Recommendation #15 proposes that Fisheries and Oceans Canada should create a widely representative advisory committee to provide ongoing recommendation regarding the administration and enforcement of the Fisheries Act. The Species at Risk Advisory Committee (SARAC) is a good model, and is currently being reinstated after its abrupt cancellation in 2014. Multi-stakeholder committees like SARAC – and perhaps a new fisheries-focused equivalent – improve public dialogue and understanding, and can lead to better regulation and environmental management.
Finally, fish are happy with the proposed return to “No Net Loss” and “Net Gain” habitat policies found in Recommendation #32. Clear and unambiguous policy requirements are needed for this crucial goal. Fish know they’re in danger in freshwater and marine habitats around the world, and Canada is no exception.
What don’t the fish like?
The recommendation on restoring Fisheries Act decisions as triggers for environmental assessment is not as strong as it could be. The Committee calls for the triggers to be “re-examined” rather than “reinstated.” No recommendations were forthcoming on aquaculture, despite testimony from witnesses and the potential harm arising from aquaculture regulations adopted under the amended Act’s provisions, despite the government’s pledge to implement the recommendations of the Cohen Commission (which examined the impact of aquaculture on salmon stocks).
Controversies with this industry continue on both coasts. Just last week a bio diesel spill occurred at a salmon aquaculture site in Echo Bay, BC, potentially affecting clam beaches relied on by First Nations. And the Atlantic Salmon Federation recently appealed a decision by the Newfoundland and Labrador government to exempt a planned salmon hatchery from further environmental assessment.

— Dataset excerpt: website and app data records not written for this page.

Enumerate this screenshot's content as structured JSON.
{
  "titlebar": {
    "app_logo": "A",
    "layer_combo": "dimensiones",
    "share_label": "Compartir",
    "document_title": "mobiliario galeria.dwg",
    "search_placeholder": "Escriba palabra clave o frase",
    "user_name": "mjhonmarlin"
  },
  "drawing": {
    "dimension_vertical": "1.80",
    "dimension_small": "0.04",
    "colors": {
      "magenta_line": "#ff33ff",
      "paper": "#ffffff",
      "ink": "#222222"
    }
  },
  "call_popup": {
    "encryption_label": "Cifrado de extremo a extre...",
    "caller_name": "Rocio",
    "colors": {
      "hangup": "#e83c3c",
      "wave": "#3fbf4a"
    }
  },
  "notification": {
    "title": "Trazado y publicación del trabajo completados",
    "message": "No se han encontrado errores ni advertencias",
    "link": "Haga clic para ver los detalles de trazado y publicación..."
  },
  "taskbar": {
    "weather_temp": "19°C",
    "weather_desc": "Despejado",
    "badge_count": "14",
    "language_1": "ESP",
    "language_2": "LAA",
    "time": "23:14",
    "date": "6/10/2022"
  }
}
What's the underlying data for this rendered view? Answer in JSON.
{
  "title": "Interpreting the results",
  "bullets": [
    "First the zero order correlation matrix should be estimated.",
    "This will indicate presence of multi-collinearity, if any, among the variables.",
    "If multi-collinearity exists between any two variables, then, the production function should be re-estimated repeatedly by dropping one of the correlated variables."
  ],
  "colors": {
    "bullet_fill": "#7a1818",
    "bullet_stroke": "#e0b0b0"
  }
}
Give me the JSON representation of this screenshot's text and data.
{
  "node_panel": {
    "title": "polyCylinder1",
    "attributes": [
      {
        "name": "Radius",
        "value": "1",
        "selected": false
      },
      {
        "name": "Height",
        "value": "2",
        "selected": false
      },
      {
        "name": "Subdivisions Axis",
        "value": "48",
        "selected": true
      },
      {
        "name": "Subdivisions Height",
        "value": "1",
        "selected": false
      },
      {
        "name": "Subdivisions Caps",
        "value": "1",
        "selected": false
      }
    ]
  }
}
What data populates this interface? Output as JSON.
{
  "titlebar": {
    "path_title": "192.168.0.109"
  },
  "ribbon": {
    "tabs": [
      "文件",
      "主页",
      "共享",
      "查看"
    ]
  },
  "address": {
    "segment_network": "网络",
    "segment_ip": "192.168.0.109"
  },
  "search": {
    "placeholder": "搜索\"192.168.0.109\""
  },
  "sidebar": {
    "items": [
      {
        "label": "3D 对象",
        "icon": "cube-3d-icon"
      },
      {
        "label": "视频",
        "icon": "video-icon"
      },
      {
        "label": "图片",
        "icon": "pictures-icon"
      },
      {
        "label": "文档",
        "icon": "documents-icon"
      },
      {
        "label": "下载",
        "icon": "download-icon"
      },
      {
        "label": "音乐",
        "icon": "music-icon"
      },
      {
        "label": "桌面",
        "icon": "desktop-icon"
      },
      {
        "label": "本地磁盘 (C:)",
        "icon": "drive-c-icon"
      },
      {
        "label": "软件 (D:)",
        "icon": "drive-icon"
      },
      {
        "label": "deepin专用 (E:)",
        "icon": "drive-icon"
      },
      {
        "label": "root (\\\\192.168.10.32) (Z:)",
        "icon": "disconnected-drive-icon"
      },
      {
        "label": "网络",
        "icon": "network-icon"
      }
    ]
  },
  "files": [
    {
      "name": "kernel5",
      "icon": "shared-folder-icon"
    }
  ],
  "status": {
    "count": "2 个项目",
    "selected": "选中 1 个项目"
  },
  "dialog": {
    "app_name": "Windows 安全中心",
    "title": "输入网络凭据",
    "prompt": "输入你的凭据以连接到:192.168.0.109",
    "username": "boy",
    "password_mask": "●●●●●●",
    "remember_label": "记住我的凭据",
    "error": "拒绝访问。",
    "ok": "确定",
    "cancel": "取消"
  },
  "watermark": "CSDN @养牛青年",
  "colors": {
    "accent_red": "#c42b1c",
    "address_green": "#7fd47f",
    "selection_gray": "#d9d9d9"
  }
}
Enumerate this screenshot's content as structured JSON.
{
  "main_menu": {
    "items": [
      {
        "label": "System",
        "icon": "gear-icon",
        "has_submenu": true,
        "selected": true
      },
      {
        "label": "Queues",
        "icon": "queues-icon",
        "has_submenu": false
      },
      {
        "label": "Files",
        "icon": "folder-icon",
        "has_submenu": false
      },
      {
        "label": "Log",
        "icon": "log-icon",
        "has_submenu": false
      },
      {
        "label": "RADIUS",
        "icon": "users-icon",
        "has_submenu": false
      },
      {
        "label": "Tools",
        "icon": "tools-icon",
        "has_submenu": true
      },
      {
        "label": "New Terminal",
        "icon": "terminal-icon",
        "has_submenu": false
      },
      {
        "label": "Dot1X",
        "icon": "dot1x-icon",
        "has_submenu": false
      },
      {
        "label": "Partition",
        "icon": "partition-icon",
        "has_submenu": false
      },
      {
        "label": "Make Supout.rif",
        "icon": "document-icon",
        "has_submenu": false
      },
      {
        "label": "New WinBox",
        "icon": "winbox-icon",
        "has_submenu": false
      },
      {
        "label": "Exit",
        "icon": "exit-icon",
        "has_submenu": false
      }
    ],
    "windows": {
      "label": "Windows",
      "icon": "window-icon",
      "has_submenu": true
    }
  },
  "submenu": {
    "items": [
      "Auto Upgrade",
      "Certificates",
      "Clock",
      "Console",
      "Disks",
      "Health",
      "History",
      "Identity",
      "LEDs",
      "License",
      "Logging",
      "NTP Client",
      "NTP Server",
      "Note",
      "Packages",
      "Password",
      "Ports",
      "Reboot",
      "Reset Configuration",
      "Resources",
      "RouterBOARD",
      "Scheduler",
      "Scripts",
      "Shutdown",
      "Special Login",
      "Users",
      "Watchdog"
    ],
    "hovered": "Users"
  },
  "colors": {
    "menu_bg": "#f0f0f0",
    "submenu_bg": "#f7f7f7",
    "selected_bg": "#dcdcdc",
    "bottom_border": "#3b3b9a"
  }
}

The report lacks depth in its treatment of Indigenous fisheries and fisheries management, which is disappointing given all the submissions and testimony that Nations provided. Reaction to the report from First Nations has been muted so far, with some exceptions. Consultations between the federal government and First Nations about the Act are ongoing.
Despite some concerns, the Committee’s report is well received by Canada’s fish populations – who recognize that they, and their homes, benefit from a strong Fisheries Act. Conservation groups, fishers, scientists and others who want healthy fish and aquatic ecosystems are also pleased.
The Committee’s report was tabled in Parliament on February 24th, and the government now has 120 days to respond. The fish will keep watching.
By Linda Nowlan, Staff Counsel, West Coast Environmental Law